Task item
Line by line, reproduce the records exactly.

Records from a dataset:
[Start of Attachment]

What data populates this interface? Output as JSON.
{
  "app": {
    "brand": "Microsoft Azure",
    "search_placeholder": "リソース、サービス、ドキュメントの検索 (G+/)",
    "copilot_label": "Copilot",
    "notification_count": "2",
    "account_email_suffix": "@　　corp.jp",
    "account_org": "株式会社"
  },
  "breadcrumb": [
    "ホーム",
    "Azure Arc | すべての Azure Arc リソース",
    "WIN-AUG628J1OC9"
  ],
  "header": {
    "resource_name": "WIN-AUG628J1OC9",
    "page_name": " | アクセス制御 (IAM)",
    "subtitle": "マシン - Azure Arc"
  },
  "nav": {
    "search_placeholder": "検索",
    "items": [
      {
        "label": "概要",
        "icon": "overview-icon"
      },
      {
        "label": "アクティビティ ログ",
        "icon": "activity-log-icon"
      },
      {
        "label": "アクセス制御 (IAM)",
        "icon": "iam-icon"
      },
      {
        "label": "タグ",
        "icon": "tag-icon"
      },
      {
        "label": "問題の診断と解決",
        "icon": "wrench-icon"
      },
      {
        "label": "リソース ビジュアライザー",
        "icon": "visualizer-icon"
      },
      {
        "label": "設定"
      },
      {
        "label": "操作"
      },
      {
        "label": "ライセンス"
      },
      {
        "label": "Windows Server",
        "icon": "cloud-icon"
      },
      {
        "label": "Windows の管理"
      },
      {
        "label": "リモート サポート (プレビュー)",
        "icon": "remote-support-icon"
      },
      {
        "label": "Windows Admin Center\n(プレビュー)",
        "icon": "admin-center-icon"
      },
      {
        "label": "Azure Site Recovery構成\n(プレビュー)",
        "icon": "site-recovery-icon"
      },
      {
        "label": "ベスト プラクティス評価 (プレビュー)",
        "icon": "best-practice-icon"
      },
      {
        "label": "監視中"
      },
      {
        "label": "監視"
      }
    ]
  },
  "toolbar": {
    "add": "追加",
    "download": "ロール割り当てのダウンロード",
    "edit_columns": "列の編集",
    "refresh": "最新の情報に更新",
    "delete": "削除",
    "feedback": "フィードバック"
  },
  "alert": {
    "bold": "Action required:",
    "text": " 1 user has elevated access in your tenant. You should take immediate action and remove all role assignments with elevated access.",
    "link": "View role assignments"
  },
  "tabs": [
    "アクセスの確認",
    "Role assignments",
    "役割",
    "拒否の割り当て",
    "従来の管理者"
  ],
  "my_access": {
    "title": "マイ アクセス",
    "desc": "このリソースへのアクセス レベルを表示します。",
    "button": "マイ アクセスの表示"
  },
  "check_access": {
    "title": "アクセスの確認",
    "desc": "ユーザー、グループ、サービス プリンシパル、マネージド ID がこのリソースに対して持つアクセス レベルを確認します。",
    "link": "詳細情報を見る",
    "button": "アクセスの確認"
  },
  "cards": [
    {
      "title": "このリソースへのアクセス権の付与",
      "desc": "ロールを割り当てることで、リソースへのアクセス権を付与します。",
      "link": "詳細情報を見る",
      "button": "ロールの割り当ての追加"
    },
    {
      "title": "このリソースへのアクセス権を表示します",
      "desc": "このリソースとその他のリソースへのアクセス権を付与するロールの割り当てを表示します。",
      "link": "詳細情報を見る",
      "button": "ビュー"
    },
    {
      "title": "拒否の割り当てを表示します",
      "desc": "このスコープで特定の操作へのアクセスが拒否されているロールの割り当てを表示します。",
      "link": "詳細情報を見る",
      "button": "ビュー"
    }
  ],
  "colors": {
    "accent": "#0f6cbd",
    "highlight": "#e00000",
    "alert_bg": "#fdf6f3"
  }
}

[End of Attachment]

Exercise answer
What data populates this interface? Output as JSON.
{
  "app": {
    "brand": "Microsoft Azure",
    "search_placeholder": "リソース、サービス、ドキュメントの検索 (G+/)",
    "copilot_label": "Copilot",
    "notification_count": "2",
    "account_email_suffix": "@　　corp.jp",
    "account_org": "株式会社"
  },
  "breadcrumb": [
    "ホーム",
    "Azure Arc | すべての Azure Arc リソース",
    "WIN-AUG628J1OC9"
  ],
  "header": {
    "resource_name": "WIN-AUG628J1OC9",
    "page_name": " | アクセス制御 (IAM)",
    "subtitle": "マシン - Azure Arc"
  },
  "nav": {
    "search_placeholder": "検索",
    "items": [
      {
        "label": "概要",
        "icon": "overview-icon"
      },
      {
        "label": "アクティビティ ログ",
        "icon": "activity-log-icon"
      },
      {
        "label": "アクセス制御 (IAM)",
        "icon": "iam-icon"
      },
      {
        "label": "タグ",
        "icon": "tag-icon"
      },
      {
        "label": "問題の診断と解決",
        "icon": "wrench-icon"
      },
      {
        "label": "リソース ビジュアライザー",
        "icon": "visualizer-icon"
      },
      {
        "label": "設定"
      },
      {
        "label": "操作"
      },
      {
        "label": "ライセンス"
      },
      {
        "label": "Windows Server",
        "icon": "cloud-icon"
      },
      {
        "label": "Windows の管理"
      },
      {
        "label": "リモート サポート (プレビュー)",
        "icon": "remote-support-icon"
      },
      {
        "label": "Windows Admin Center\n(プレビュー)",
        "icon": "admin-center-icon"
      },
      {
        "label": "Azure Site Recovery構成\n(プレビュー)",
        "icon": "site-recovery-icon"
      },
      {
        "label": "ベスト プラクティス評価 (プレビュー)",
        "icon": "best-practice-icon"
      },
      {
        "label": "監視中"
      },
      {
        "label": "監視"
      }
    ]
  },
  "toolbar": {
    "add": "追加",
    "download": "ロール割り当てのダウンロード",
    "edit_columns": "列の編集",
    "refresh": "最新の情報に更新",
    "delete": "削除",
    "feedback": "フィードバック"
  },
  "alert": {
    "bold": "Action required:",
    "text": " 1 user has elevated access in your tenant. You should take immediate action and remove all role assignments with elevated access.",
    "link": "View role assignments"
  },
  "tabs": [
    "アクセスの確認",
    "Role assignments",
    "役割",
    "拒否の割り当て",
    "従来の管理者"
  ],
  "my_access": {
    "title": "マイ アクセス",
    "desc": "このリソースへのアクセス レベルを表示します。",
    "button": "マイ アクセスの表示"
  },
  "check_access": {
    "title": "アクセスの確認",
    "desc": "ユーザー、グループ、サービス プリンシパル、マネージド ID がこのリソースに対して持つアクセス レベルを確認します。",
    "link": "詳細情報を見る",
    "button": "アクセスの確認"
  },
  "cards": [
    {
      "title": "このリソースへのアクセス権の付与",
      "desc": "ロールを割り当てることで、リソースへのアクセス権を付与します。",
      "link": "詳細情報を見る",
      "button": "ロールの割り当ての追加"
    },
    {
      "title": "このリソースへのアクセス権を表示します",
      "desc": "このリソースとその他のリソースへのアクセス権を付与するロールの割り当てを表示します。",
      "link": "詳細情報を見る",
      "button": "ビュー"
    },
    {
      "title": "拒否の割り当てを表示します",
      "desc": "このスコープで特定の操作へのアクセスが拒否されているロールの割り当てを表示します。",
      "link": "詳細情報を見る",
      "button": "ビュー"
    }
  ],
  "colors": {
    "accent": "#0f6cbd",
    "highlight": "#e00000",
    "alert_bg": "#fdf6f3"
  }
}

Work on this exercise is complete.